What is being asked. What lines below include the word "Rules"? Copy each one.

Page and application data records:
------------

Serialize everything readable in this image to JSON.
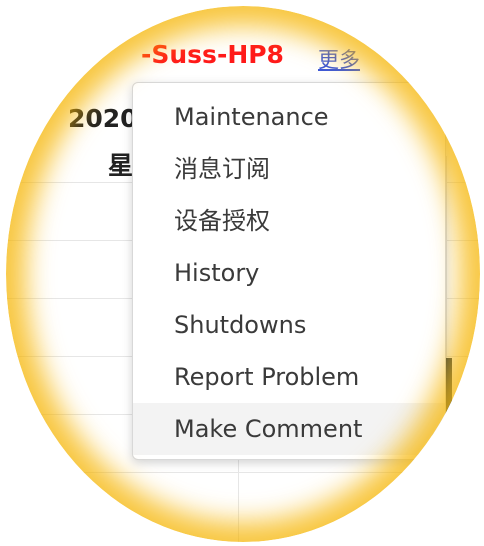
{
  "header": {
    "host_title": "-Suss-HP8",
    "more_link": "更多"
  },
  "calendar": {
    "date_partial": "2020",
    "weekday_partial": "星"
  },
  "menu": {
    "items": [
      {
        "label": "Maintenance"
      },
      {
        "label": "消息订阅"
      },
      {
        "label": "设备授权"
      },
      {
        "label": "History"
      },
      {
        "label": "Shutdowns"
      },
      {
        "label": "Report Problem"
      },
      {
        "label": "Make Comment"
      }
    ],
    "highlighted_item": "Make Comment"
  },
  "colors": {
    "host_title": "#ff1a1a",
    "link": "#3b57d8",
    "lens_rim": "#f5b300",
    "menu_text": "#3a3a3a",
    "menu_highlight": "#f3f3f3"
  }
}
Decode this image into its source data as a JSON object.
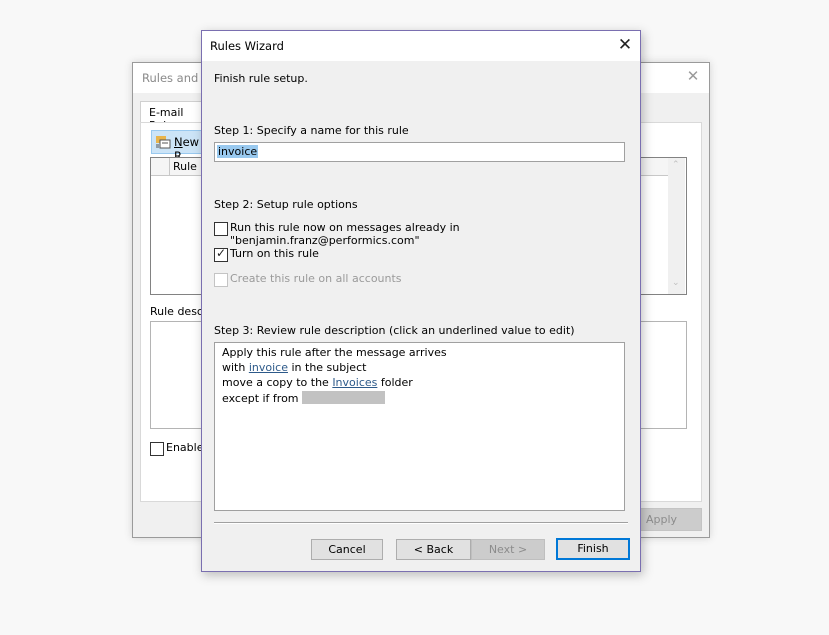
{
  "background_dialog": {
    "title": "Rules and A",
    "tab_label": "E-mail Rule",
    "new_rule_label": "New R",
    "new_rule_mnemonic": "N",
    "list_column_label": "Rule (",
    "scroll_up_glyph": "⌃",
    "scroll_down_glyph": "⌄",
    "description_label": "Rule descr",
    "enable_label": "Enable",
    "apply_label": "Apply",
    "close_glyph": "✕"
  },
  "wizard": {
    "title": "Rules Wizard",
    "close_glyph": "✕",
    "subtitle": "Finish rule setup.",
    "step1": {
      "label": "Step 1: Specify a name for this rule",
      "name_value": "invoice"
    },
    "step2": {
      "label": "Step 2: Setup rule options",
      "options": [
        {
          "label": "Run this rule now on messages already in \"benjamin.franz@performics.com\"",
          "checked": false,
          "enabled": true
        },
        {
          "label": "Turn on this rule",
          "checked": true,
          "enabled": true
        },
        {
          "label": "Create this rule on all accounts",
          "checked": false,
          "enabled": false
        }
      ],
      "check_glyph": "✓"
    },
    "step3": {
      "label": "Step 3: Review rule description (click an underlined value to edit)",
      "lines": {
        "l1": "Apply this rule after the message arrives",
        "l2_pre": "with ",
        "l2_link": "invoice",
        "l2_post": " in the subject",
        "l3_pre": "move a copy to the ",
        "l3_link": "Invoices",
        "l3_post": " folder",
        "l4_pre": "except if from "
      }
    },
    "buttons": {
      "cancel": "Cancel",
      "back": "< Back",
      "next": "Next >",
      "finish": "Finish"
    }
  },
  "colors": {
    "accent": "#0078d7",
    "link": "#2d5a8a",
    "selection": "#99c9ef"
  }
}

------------

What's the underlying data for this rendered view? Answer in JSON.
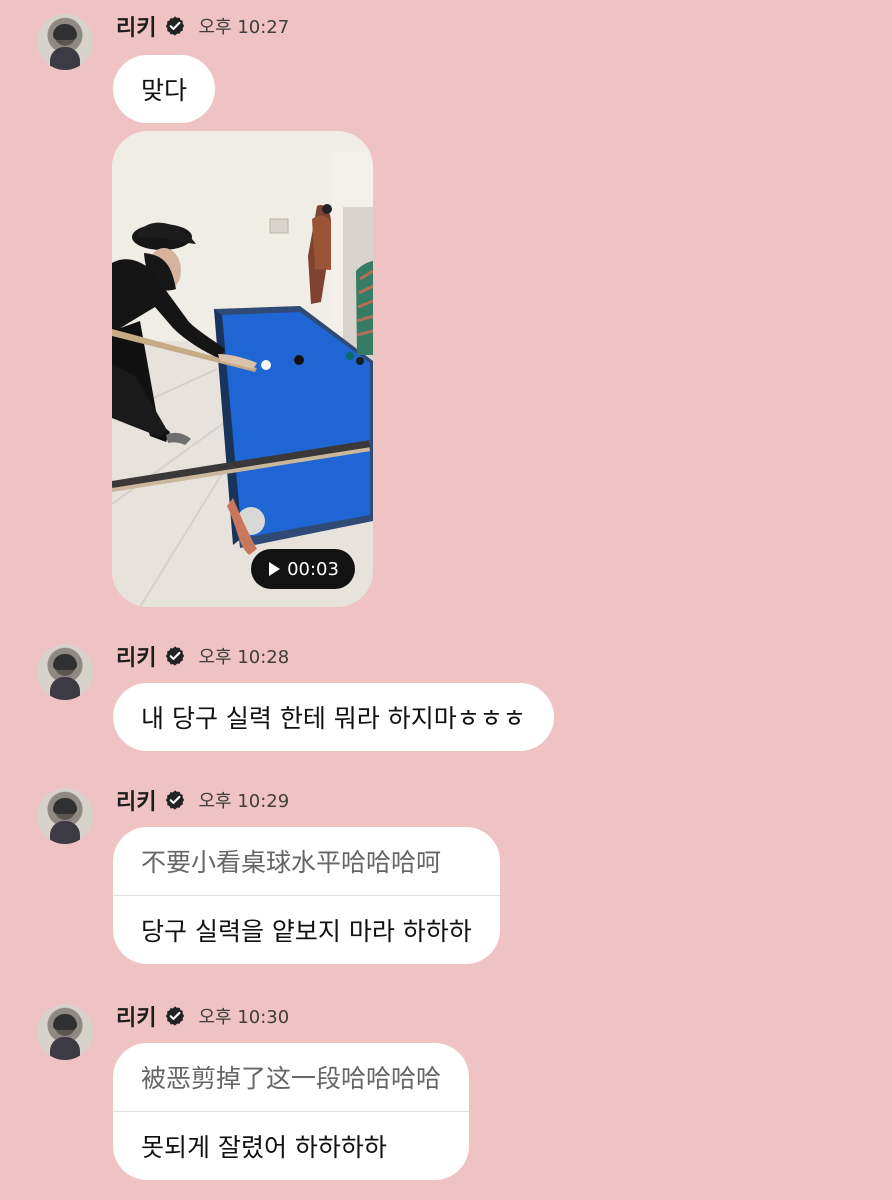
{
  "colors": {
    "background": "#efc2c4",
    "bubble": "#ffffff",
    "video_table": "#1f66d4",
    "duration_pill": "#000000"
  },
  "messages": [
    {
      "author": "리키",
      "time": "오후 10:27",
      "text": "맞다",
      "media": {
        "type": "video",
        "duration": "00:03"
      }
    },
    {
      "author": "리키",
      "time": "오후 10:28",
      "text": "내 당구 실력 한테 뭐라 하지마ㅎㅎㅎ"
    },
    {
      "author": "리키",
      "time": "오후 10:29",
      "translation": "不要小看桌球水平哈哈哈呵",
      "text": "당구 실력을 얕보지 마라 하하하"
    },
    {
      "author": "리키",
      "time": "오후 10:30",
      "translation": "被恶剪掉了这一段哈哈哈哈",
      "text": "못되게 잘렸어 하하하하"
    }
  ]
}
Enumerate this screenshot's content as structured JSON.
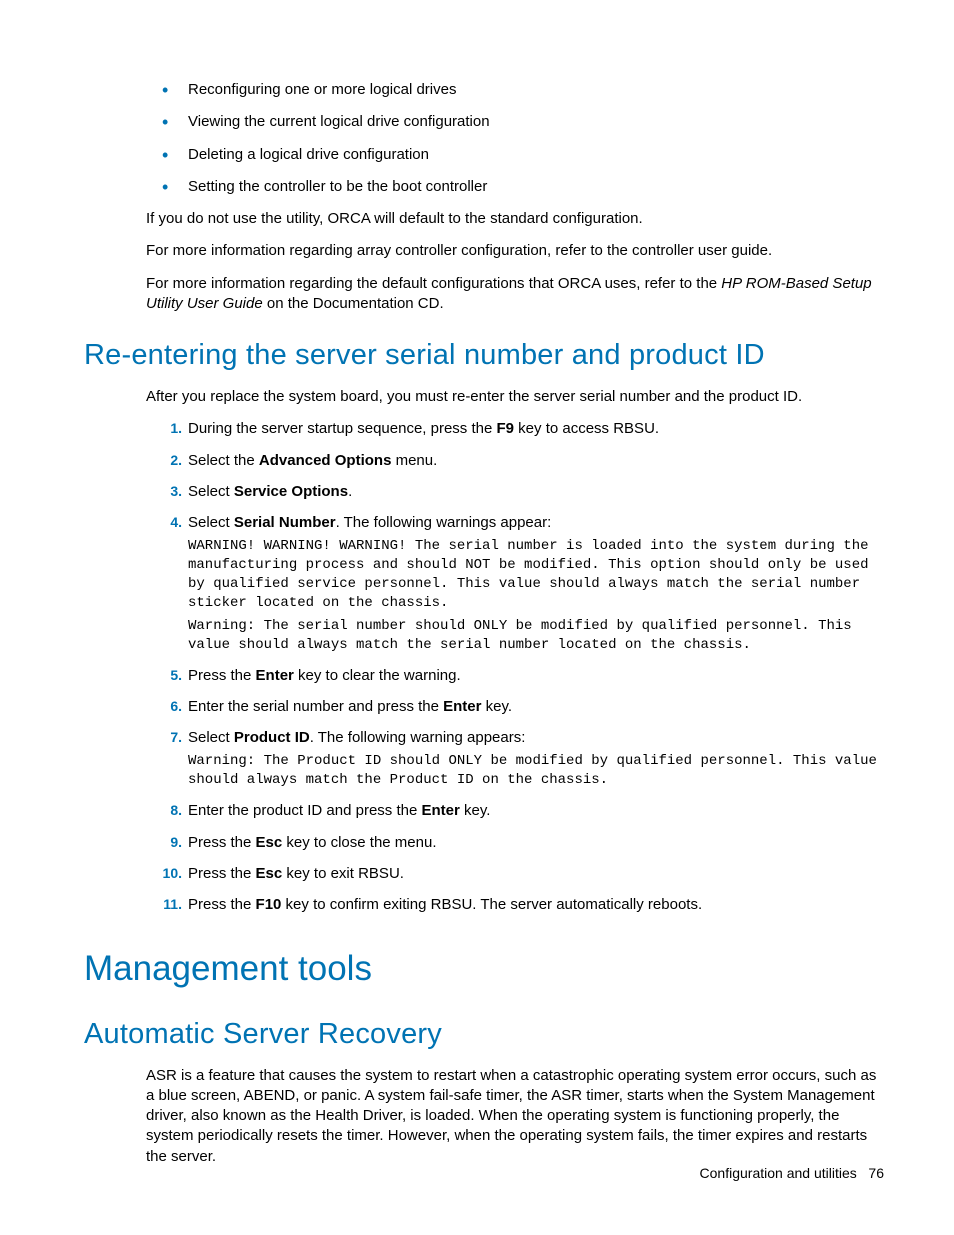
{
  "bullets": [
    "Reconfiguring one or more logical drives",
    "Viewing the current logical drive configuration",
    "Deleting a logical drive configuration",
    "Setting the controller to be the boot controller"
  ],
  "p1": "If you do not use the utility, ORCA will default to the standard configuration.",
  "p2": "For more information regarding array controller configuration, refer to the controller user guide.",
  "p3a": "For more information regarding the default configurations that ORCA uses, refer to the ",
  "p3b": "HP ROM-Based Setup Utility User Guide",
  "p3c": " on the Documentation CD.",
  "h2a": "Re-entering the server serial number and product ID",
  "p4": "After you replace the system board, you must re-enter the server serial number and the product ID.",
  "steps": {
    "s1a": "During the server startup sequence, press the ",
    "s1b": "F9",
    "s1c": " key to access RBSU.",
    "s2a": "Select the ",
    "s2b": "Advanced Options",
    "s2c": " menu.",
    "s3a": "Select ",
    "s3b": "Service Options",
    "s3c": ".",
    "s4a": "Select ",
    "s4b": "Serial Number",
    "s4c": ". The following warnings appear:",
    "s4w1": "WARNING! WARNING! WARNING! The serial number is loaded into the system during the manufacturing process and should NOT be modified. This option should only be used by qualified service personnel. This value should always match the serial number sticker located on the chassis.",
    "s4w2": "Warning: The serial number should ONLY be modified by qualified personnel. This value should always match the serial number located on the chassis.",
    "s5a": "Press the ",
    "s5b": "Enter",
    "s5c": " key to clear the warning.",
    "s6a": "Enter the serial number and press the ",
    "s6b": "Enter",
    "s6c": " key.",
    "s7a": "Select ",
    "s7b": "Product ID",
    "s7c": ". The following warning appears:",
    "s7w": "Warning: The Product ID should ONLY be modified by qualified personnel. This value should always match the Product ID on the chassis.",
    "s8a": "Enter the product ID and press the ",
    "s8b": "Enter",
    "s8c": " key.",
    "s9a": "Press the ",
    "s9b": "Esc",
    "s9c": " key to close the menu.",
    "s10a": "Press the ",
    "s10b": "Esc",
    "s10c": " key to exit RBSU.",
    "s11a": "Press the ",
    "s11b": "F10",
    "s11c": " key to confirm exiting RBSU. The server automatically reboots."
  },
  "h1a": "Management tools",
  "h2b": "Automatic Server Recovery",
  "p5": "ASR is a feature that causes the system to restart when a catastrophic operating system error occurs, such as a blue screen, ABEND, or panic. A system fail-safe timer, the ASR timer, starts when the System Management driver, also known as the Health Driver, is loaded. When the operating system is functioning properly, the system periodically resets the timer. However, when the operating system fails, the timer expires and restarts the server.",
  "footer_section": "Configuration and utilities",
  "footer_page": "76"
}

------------

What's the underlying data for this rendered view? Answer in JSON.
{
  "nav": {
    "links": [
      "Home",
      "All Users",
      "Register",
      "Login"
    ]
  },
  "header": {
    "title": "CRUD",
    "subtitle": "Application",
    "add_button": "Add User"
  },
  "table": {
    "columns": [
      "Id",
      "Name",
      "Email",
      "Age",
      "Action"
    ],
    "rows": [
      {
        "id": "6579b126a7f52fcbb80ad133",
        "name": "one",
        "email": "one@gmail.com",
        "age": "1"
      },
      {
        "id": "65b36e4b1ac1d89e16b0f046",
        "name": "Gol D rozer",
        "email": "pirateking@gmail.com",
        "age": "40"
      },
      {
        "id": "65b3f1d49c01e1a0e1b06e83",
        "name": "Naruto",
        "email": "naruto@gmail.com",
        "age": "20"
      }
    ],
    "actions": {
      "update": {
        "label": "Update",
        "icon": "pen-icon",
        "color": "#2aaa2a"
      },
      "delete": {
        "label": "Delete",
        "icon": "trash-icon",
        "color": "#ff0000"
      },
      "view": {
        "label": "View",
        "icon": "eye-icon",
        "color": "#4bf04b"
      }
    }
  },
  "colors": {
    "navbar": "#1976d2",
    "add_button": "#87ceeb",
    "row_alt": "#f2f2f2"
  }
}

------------

Task result.
    "title": "Rules and A",
    "title": "Rules Wizard",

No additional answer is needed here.